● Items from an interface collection

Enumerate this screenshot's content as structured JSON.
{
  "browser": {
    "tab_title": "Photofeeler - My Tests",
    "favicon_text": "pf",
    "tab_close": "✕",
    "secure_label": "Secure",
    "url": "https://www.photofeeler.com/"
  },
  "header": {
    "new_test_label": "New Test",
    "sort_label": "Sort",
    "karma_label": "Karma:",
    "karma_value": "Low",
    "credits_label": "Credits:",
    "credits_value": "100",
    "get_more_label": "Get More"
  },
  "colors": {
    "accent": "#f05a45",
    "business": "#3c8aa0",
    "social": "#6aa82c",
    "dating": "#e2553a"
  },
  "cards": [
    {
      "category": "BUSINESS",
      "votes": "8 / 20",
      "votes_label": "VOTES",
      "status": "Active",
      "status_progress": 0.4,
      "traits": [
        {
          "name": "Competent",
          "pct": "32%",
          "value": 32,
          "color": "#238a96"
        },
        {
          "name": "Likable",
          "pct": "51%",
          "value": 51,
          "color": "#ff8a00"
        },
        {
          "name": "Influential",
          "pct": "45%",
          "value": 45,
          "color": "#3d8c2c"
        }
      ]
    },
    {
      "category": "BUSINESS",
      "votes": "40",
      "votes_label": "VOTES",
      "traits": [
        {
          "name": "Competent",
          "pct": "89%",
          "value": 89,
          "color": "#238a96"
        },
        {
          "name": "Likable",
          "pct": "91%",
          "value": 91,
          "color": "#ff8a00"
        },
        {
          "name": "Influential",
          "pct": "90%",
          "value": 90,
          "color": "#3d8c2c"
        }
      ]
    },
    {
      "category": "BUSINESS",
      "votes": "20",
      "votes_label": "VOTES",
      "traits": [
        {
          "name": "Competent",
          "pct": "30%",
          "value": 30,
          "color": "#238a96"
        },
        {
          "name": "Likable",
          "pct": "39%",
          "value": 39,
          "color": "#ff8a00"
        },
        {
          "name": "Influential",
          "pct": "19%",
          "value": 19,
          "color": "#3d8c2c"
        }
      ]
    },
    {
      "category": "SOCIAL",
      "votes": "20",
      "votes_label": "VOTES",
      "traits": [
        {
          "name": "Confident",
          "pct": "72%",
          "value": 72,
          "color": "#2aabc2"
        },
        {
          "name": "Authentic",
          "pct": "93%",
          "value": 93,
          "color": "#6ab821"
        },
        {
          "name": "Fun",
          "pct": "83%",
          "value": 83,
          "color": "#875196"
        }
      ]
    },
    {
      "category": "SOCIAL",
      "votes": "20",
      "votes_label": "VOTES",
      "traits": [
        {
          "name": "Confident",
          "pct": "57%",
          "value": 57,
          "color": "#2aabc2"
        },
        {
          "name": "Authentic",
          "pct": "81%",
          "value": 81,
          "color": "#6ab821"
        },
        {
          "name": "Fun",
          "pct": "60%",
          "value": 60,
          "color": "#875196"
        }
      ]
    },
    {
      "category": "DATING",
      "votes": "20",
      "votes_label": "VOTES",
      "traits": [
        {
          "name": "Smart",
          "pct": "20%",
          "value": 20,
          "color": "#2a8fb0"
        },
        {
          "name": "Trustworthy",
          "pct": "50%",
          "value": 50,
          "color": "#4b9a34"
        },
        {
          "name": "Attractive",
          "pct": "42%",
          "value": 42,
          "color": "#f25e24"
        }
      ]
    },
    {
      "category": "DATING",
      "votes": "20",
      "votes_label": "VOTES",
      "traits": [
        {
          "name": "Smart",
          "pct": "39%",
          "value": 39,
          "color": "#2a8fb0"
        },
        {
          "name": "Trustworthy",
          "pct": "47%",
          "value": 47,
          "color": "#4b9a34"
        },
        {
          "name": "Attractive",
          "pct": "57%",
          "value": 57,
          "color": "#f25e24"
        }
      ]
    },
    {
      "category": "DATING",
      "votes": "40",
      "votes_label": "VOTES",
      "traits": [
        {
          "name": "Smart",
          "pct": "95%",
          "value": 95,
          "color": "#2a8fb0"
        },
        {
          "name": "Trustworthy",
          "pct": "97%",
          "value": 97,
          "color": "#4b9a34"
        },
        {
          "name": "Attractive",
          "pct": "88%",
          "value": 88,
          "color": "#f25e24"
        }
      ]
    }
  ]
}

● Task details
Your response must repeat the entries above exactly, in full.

● Exercise answer
Enumerate this screenshot's content as structured JSON.
{
  "browser": {
    "tab_title": "Photofeeler - My Tests",
    "favicon_text": "pf",
    "tab_close": "✕",
    "secure_label": "Secure",
    "url": "https://www.photofeeler.com/"
  },
  "header": {
    "new_test_label": "New Test",
    "sort_label": "Sort",
    "karma_label": "Karma:",
    "karma_value": "Low",
    "credits_label": "Credits:",
    "credits_value": "100",
    "get_more_label": "Get More"
  },
  "colors": {
    "accent": "#f05a45",
    "business": "#3c8aa0",
    "social": "#6aa82c",
    "dating": "#e2553a"
  },
  "cards": [
    {
      "category": "BUSINESS",
      "votes": "8 / 20",
      "votes_label": "VOTES",
      "status": "Active",
      "status_progress": 0.4,
      "traits": [
        {
          "name": "Competent",
          "pct": "32%",
          "value": 32,
          "color": "#238a96"
        },
        {
          "name": "Likable",
          "pct": "51%",
          "value": 51,
          "color": "#ff8a00"
        },
        {
          "name": "Influential",
          "pct": "45%",
          "value": 45,
          "color": "#3d8c2c"
        }
      ]
    },
    {
      "category": "BUSINESS",
      "votes": "40",
      "votes_label": "VOTES",
      "traits": [
        {
          "name": "Competent",
          "pct": "89%",
          "value": 89,
          "color": "#238a96"
        },
        {
          "name": "Likable",
          "pct": "91%",
          "value": 91,
          "color": "#ff8a00"
        },
        {
          "name": "Influential",
          "pct": "90%",
          "value": 90,
          "color": "#3d8c2c"
        }
      ]
    },
    {
      "category": "BUSINESS",
      "votes": "20",
      "votes_label": "VOTES",
      "traits": [
        {
          "name": "Competent",
          "pct": "30%",
          "value": 30,
          "color": "#238a96"
        },
        {
          "name": "Likable",
          "pct": "39%",
          "value": 39,
          "color": "#ff8a00"
        },
        {
          "name": "Influential",
          "pct": "19%",
          "value": 19,
          "color": "#3d8c2c"
        }
      ]
    },
    {
      "category": "SOCIAL",
      "votes": "20",
      "votes_label": "VOTES",
      "traits": [
        {
          "name": "Confident",
          "pct": "72%",
          "value": 72,
          "color": "#2aabc2"
        },
        {
          "name": "Authentic",
          "pct": "93%",
          "value": 93,
          "color": "#6ab821"
        },
        {
          "name": "Fun",
          "pct": "83%",
          "value": 83,
          "color": "#875196"
        }
      ]
    },
    {
      "category": "SOCIAL",
      "votes": "20",
      "votes_label": "VOTES",
      "traits": [
        {
          "name": "Confident",
          "pct": "57%",
          "value": 57,
          "color": "#2aabc2"
        },
        {
          "name": "Authentic",
          "pct": "81%",
          "value": 81,
          "color": "#6ab821"
        },
        {
          "name": "Fun",
          "pct": "60%",
          "value": 60,
          "color": "#875196"
        }
      ]
    },
    {
      "category": "DATING",
      "votes": "20",
      "votes_label": "VOTES",
      "traits": [
        {
          "name": "Smart",
          "pct": "20%",
          "value": 20,
          "color": "#2a8fb0"
        },
        {
          "name": "Trustworthy",
          "pct": "50%",
          "value": 50,
          "color": "#4b9a34"
        },
        {
          "name": "Attractive",
          "pct": "42%",
          "value": 42,
          "color": "#f25e24"
        }
      ]
    },
    {
      "category": "DATING",
      "votes": "20",
      "votes_label": "VOTES",
      "traits": [
        {
          "name": "Smart",
          "pct": "39%",
          "value": 39,
          "color": "#2a8fb0"
        },
        {
          "name": "Trustworthy",
          "pct": "47%",
          "value": 47,
          "color": "#4b9a34"
        },
        {
          "name": "Attractive",
          "pct": "57%",
          "value": 57,
          "color": "#f25e24"
        }
      ]
    },
    {
      "category": "DATING",
      "votes": "40",
      "votes_label": "VOTES",
      "traits": [
        {
          "name": "Smart",
          "pct": "95%",
          "value": 95,
          "color": "#2a8fb0"
        },
        {
          "name": "Trustworthy",
          "pct": "97%",
          "value": 97,
          "color": "#4b9a34"
        },
        {
          "name": "Attractive",
          "pct": "88%",
          "value": 88,
          "color": "#f25e24"
        }
      ]
    }
  ]
}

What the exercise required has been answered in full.